## EXERCISE
Nothing but the data below, returned exactly, should appear in the answer.

-- DATA SHOWN follows --

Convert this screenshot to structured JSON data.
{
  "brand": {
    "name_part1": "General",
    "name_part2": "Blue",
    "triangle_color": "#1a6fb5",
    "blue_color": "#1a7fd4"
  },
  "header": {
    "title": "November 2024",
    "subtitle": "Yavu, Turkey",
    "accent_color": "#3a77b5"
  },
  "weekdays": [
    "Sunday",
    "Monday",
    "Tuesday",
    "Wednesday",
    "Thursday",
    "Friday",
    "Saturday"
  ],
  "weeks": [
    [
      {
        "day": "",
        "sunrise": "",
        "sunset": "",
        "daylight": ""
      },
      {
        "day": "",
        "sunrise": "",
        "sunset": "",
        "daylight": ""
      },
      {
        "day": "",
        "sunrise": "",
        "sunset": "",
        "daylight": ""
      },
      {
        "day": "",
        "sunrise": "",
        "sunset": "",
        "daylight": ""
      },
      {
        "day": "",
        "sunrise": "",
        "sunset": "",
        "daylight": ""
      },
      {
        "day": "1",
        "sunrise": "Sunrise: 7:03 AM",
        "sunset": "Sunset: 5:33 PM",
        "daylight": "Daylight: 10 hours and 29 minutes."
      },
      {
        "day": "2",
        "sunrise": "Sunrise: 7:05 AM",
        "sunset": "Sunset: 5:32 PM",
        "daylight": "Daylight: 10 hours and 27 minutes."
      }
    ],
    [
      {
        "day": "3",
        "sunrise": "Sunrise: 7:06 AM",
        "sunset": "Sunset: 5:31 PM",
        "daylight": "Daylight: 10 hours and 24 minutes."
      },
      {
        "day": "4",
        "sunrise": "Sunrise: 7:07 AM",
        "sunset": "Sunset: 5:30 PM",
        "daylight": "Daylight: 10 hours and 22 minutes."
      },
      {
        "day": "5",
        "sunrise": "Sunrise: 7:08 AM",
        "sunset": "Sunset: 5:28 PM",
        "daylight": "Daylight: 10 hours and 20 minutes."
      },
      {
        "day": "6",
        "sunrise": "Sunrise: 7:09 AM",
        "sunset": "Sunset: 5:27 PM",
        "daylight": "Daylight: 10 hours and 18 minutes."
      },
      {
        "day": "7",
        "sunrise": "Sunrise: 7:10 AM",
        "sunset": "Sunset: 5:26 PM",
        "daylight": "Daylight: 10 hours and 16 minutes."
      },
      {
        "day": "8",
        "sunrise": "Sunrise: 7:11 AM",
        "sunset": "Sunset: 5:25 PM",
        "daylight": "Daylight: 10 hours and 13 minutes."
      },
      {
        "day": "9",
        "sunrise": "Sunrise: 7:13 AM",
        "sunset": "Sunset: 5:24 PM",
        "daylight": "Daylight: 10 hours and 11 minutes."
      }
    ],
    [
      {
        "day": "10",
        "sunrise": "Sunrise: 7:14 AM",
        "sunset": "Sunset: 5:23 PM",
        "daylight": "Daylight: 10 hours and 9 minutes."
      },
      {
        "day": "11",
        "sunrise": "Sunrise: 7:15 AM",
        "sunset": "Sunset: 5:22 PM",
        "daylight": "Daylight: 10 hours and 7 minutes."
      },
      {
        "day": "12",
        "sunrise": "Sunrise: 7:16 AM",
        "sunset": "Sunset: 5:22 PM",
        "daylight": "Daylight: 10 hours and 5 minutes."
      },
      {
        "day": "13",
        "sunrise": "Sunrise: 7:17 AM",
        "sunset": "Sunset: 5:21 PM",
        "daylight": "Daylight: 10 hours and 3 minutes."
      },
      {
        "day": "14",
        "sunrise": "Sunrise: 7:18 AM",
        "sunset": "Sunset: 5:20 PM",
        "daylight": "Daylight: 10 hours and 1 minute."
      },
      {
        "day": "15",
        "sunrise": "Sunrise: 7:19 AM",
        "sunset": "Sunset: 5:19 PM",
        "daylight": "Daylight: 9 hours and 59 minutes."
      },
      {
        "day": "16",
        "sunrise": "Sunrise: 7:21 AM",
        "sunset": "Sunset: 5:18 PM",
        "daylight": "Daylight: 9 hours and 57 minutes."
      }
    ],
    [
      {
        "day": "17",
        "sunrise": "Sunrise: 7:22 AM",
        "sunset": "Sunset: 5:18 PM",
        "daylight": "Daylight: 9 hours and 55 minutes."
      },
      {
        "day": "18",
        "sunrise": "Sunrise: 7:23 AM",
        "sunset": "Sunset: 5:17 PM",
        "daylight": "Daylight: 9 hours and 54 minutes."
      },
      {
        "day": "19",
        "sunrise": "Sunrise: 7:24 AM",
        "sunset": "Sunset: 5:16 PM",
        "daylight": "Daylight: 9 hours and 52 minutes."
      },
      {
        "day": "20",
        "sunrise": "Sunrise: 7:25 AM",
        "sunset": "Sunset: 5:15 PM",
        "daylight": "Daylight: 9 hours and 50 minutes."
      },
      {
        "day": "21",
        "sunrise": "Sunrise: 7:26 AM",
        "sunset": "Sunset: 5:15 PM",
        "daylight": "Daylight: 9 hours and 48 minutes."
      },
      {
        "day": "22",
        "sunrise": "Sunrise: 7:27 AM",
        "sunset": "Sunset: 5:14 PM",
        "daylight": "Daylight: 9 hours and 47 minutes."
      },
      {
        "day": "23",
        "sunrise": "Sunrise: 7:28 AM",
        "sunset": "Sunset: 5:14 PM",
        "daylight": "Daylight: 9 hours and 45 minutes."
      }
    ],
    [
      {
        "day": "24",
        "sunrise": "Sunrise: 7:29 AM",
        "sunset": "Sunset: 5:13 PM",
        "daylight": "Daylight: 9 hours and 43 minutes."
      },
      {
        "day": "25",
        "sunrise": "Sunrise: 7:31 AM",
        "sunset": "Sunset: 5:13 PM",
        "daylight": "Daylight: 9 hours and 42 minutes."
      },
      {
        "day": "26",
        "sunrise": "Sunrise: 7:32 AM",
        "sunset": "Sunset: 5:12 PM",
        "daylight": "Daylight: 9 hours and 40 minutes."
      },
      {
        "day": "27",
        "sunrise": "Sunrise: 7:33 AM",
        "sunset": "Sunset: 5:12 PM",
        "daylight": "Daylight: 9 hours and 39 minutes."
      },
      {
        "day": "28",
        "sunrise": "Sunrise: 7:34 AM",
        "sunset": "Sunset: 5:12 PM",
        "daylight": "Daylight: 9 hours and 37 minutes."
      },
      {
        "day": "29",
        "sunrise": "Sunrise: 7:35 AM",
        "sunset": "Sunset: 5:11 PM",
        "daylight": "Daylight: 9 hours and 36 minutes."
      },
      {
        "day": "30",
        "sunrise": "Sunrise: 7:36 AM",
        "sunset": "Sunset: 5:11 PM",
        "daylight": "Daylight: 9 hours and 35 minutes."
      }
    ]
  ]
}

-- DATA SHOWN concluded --

## TASK ANSWER
Convert this screenshot to structured JSON data.
{
  "brand": {
    "name_part1": "General",
    "name_part2": "Blue",
    "triangle_color": "#1a6fb5",
    "blue_color": "#1a7fd4"
  },
  "header": {
    "title": "November 2024",
    "subtitle": "Yavu, Turkey",
    "accent_color": "#3a77b5"
  },
  "weekdays": [
    "Sunday",
    "Monday",
    "Tuesday",
    "Wednesday",
    "Thursday",
    "Friday",
    "Saturday"
  ],
  "weeks": [
    [
      {
        "day": "",
        "sunrise": "",
        "sunset": "",
        "daylight": ""
      },
      {
        "day": "",
        "sunrise": "",
        "sunset": "",
        "daylight": ""
      },
      {
        "day": "",
        "sunrise": "",
        "sunset": "",
        "daylight": ""
      },
      {
        "day": "",
        "sunrise": "",
        "sunset": "",
        "daylight": ""
      },
      {
        "day": "",
        "sunrise": "",
        "sunset": "",
        "daylight": ""
      },
      {
        "day": "1",
        "sunrise": "Sunrise: 7:03 AM",
        "sunset": "Sunset: 5:33 PM",
        "daylight": "Daylight: 10 hours and 29 minutes."
      },
      {
        "day": "2",
        "sunrise": "Sunrise: 7:05 AM",
        "sunset": "Sunset: 5:32 PM",
        "daylight": "Daylight: 10 hours and 27 minutes."
      }
    ],
    [
      {
        "day": "3",
        "sunrise": "Sunrise: 7:06 AM",
        "sunset": "Sunset: 5:31 PM",
        "daylight": "Daylight: 10 hours and 24 minutes."
      },
      {
        "day": "4",
        "sunrise": "Sunrise: 7:07 AM",
        "sunset": "Sunset: 5:30 PM",
        "daylight": "Daylight: 10 hours and 22 minutes."
      },
      {
        "day": "5",
        "sunrise": "Sunrise: 7:08 AM",
        "sunset": "Sunset: 5:28 PM",
        "daylight": "Daylight: 10 hours and 20 minutes."
      },
      {
        "day": "6",
        "sunrise": "Sunrise: 7:09 AM",
        "sunset": "Sunset: 5:27 PM",
        "daylight": "Daylight: 10 hours and 18 minutes."
      },
      {
        "day": "7",
        "sunrise": "Sunrise: 7:10 AM",
        "sunset": "Sunset: 5:26 PM",
        "daylight": "Daylight: 10 hours and 16 minutes."
      },
      {
        "day": "8",
        "sunrise": "Sunrise: 7:11 AM",
        "sunset": "Sunset: 5:25 PM",
        "daylight": "Daylight: 10 hours and 13 minutes."
      },
      {
        "day": "9",
        "sunrise": "Sunrise: 7:13 AM",
        "sunset": "Sunset: 5:24 PM",
        "daylight": "Daylight: 10 hours and 11 minutes."
      }
    ],
    [
      {
        "day": "10",
        "sunrise": "Sunrise: 7:14 AM",
        "sunset": "Sunset: 5:23 PM",
        "daylight": "Daylight: 10 hours and 9 minutes."
      },
      {
        "day": "11",
        "sunrise": "Sunrise: 7:15 AM",
        "sunset": "Sunset: 5:22 PM",
        "daylight": "Daylight: 10 hours and 7 minutes."
      },
      {
        "day": "12",
        "sunrise": "Sunrise: 7:16 AM",
        "sunset": "Sunset: 5:22 PM",
        "daylight": "Daylight: 10 hours and 5 minutes."
      },
      {
        "day": "13",
        "sunrise": "Sunrise: 7:17 AM",
        "sunset": "Sunset: 5:21 PM",
        "daylight": "Daylight: 10 hours and 3 minutes."
      },
      {
        "day": "14",
        "sunrise": "Sunrise: 7:18 AM",
        "sunset": "Sunset: 5:20 PM",
        "daylight": "Daylight: 10 hours and 1 minute."
      },
      {
        "day": "15",
        "sunrise": "Sunrise: 7:19 AM",
        "sunset": "Sunset: 5:19 PM",
        "daylight": "Daylight: 9 hours and 59 minutes."
      },
      {
        "day": "16",
        "sunrise": "Sunrise: 7:21 AM",
        "sunset": "Sunset: 5:18 PM",
        "daylight": "Daylight: 9 hours and 57 minutes."
      }
    ],
    [
      {
        "day": "17",
        "sunrise": "Sunrise: 7:22 AM",
        "sunset": "Sunset: 5:18 PM",
        "daylight": "Daylight: 9 hours and 55 minutes."
      },
      {
        "day": "18",
        "sunrise": "Sunrise: 7:23 AM",
        "sunset": "Sunset: 5:17 PM",
        "daylight": "Daylight: 9 hours and 54 minutes."
      },
      {
        "day": "19",
        "sunrise": "Sunrise: 7:24 AM",
        "sunset": "Sunset: 5:16 PM",
        "daylight": "Daylight: 9 hours and 52 minutes."
      },
      {
        "day": "20",
        "sunrise": "Sunrise: 7:25 AM",
        "sunset": "Sunset: 5:15 PM",
        "daylight": "Daylight: 9 hours and 50 minutes."
      },
      {
        "day": "21",
        "sunrise": "Sunrise: 7:26 AM",
        "sunset": "Sunset: 5:15 PM",
        "daylight": "Daylight: 9 hours and 48 minutes."
      },
      {
        "day": "22",
        "sunrise": "Sunrise: 7:27 AM",
        "sunset": "Sunset: 5:14 PM",
        "daylight": "Daylight: 9 hours and 47 minutes."
      },
      {
        "day": "23",
        "sunrise": "Sunrise: 7:28 AM",
        "sunset": "Sunset: 5:14 PM",
        "daylight": "Daylight: 9 hours and 45 minutes."
      }
    ],
    [
      {
        "day": "24",
        "sunrise": "Sunrise: 7:29 AM",
        "sunset": "Sunset: 5:13 PM",
        "daylight": "Daylight: 9 hours and 43 minutes."
      },
      {
        "day": "25",
        "sunrise": "Sunrise: 7:31 AM",
        "sunset": "Sunset: 5:13 PM",
        "daylight": "Daylight: 9 hours and 42 minutes."
      },
      {
        "day": "26",
        "sunrise": "Sunrise: 7:32 AM",
        "sunset": "Sunset: 5:12 PM",
        "daylight": "Daylight: 9 hours and 40 minutes."
      },
      {
        "day": "27",
        "sunrise": "Sunrise: 7:33 AM",
        "sunset": "Sunset: 5:12 PM",
        "daylight": "Daylight: 9 hours and 39 minutes."
      },
      {
        "day": "28",
        "sunrise": "Sunrise: 7:34 AM",
        "sunset": "Sunset: 5:12 PM",
        "daylight": "Daylight: 9 hours and 37 minutes."
      },
      {
        "day": "29",
        "sunrise": "Sunrise: 7:35 AM",
        "sunset": "Sunset: 5:11 PM",
        "daylight": "Daylight: 9 hours and 36 minutes."
      },
      {
        "day": "30",
        "sunrise": "Sunrise: 7:36 AM",
        "sunset": "Sunset: 5:11 PM",
        "daylight": "Daylight: 9 hours and 35 minutes."
      }
    ]
  ]
}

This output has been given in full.